● **Data shown**:

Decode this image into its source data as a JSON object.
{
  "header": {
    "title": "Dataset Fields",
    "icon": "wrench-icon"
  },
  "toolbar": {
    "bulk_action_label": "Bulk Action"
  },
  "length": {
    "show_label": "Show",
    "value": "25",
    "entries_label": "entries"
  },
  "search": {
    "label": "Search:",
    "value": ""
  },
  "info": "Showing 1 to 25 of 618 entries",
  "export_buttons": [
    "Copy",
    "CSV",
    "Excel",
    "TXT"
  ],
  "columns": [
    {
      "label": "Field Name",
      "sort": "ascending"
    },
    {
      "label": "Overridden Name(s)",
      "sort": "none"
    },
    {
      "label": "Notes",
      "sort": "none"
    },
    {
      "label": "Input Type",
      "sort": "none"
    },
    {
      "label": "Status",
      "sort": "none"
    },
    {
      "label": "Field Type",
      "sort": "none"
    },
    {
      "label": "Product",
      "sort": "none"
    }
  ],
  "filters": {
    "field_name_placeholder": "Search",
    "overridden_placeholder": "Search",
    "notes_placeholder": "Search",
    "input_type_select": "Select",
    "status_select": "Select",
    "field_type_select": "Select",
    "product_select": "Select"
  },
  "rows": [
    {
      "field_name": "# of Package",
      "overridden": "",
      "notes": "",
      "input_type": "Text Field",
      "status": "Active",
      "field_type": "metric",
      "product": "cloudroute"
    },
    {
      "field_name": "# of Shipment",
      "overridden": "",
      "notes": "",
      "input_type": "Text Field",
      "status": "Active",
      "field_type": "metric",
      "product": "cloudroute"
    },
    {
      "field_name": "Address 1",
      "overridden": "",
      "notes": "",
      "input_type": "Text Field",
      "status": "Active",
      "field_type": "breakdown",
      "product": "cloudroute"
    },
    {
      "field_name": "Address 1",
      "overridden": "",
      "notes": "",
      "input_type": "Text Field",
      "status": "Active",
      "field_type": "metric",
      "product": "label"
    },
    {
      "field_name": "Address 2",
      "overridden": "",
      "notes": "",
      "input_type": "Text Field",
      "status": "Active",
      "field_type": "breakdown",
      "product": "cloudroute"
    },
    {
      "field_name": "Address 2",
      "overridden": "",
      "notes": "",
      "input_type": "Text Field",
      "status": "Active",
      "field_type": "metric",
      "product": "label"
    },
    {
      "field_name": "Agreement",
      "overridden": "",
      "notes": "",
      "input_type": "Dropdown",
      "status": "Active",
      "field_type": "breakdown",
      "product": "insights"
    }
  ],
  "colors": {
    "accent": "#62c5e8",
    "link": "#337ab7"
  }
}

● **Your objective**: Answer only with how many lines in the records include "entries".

● **Result below**: 2